FiveThirtyEight Turns the Lidless Eye of Data Crunching to Gender Disparity in Superhero Comics Characters
They’re also predicting that Lex Luthor will win his bid for president of the United States.
Nobody crunches numbers like FiveThirtyEight, except maybe Randall Monroe and Tim Hanley, the latter of whom is, naturally, referenced in Walt Hickey’s breakdown on FiveThirtyEight.com. Hanley has been crunching the numbers on the gender make up of the folks who work on Marvel and DC comics for years, but FiveThirtyEight wanted to take a slightly different tack by looking at the characters who make up those comics in the first place.
Hickey’s database was that of any good nerd: the fan-curated DC and Marvel wikia projects, which gave him access to lists of characters who had ever appeared in a given comics issue, as well as their gender and sexuality, secret identity, alignment (whether they were a hero, a villain, or neutral), their date of first appearance, and their total number of appearances.
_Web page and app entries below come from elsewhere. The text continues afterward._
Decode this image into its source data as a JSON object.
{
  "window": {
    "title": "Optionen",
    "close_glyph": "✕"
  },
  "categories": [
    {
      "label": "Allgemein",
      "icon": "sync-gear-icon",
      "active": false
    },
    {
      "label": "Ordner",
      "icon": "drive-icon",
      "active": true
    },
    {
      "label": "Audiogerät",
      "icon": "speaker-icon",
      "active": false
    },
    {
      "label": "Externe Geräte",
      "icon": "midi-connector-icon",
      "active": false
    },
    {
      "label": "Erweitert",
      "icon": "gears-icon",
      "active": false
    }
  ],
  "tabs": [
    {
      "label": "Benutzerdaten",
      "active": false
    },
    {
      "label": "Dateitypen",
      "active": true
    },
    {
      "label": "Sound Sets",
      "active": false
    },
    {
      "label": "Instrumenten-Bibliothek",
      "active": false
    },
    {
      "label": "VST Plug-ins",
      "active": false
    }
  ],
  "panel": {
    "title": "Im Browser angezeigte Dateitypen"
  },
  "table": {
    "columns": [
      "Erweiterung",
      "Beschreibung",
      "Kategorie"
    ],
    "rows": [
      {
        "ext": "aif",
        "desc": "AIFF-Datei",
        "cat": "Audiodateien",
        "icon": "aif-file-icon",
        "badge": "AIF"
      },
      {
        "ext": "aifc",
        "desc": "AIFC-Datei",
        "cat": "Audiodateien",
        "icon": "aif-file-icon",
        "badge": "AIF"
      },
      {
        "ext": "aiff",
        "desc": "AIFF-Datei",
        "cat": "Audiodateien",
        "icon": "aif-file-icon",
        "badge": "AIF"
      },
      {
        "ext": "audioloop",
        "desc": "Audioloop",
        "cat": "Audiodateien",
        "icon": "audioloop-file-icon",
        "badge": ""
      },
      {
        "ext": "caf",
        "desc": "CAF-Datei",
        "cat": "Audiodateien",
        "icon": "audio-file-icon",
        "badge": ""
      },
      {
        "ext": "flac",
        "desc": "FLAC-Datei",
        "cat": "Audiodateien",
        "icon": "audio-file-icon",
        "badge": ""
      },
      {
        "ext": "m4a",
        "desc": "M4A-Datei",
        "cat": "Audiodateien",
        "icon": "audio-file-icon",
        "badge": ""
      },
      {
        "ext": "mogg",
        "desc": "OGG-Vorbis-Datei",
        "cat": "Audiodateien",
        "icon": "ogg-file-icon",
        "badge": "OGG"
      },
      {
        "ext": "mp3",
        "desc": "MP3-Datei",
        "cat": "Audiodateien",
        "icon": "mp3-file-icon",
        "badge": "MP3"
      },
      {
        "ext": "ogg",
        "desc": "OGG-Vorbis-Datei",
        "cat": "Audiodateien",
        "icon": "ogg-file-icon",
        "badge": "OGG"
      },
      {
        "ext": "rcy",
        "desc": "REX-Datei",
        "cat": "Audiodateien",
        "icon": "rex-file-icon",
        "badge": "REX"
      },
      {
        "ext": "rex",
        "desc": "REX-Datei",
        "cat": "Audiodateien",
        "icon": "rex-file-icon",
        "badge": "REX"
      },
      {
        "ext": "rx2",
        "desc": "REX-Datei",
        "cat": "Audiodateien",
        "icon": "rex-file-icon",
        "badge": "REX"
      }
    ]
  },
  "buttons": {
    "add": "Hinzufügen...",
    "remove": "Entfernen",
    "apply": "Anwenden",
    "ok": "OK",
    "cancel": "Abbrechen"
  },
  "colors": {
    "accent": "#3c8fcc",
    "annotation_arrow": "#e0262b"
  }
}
Speaking as a regular user of those wikia projects (thanks to a hard drive failure, I have a LOT of back issues to catalog in Delicious Library, believe me), I wonder about the overall accuracy of those total appearance numbers. I’m sure they’re broadly accurate, but more often than not unless a given comics issue was part of a popular run, its entry can lack any information beyond creator names and release date, much less which characters appeared in it.
Of course, there’s a whole ‘nother discussion to be had on why we so often focus on the Big Two when we want to talk about female characters in comics. Which is not to say that the focus is unfounded, but simply that it’s useful to examine the reasons, if only so that we don’t forget to acknowledge the existence of a vibrant American comics industry outside of those two companies. If I had to nail down the biggest reason: I think “superhero comics are our most universal modern American mythology” is a fairly solid position to take, and, in that context, examining who that mythology is designed to appeal to is vitally important.
But I digress: numbers were crunched. For the real nerds reading this, in order to cut down on duplicates due to different versions of characters, Hickey’s data only includes characters from the longest running continuities at DC and Marvel, DC’s New Earth universe and Marvel’s Earth-616 universe. The data also begins in 1961, the year that Marvel Comics began publishing under their current name.
Women were substantially underrepresented among characters with at least one appearance. Among the characters for which we have gender data, females made up only 29.3 percent of the DC character list and 24.7 percent of the Marvel roster…
The same trend bears out when we look at characters with higher appearance counts. When we zero in on the 2,415 DC and 3,342 Marvel characters with gender data who appear at least 10 times — the set of characters that probably gives the most consistent view of what we see on the page — female characters make up only 30.9 percent of the DC universe and 30.6 percent of the Marvel universe…
Of characters with gender data and 100 or more appearances (294 DC characters and 414 Marvel characters), only 29.0 percent of DC’s are female, and a similar 31.1 percent of the Marvel crowd is…
Hickey attributes Marvel’s bigger gap between female characters with “>1 appearances” and “>10 appearances” to a huge disparity in the gender of one-off villains. 44% of Marvel characters who appeared less than 10 times are bad guys, and Marvel’s bad guys are 80% male.
In both DC and Marvel, women were of neutral allegiance at a higher rate than men. Men were also more likely to be bad in each universe — in fact, bad-aligned men alone outnumbered all women combined. In other words, there’s something of a paucity of female villains.
This would certainly bears out my own anecdotal experience as part of a gender-swapped villains cosplay group a few years ago: it was way more difficult to find enough female villains for the guys to redesign. Hickey noted that overall, gender parity is improving over time at the Big Two (see this article’s top pic), but of new characters created every year since the 1980’s, less than 50% are female, with a peak in the early ’00s of 40-45% female. The pace of change is somewhat glacial (again, see this article’s top pic). You can read all of Hickey’s commentary and findings at the full article on FiveThirtyEight.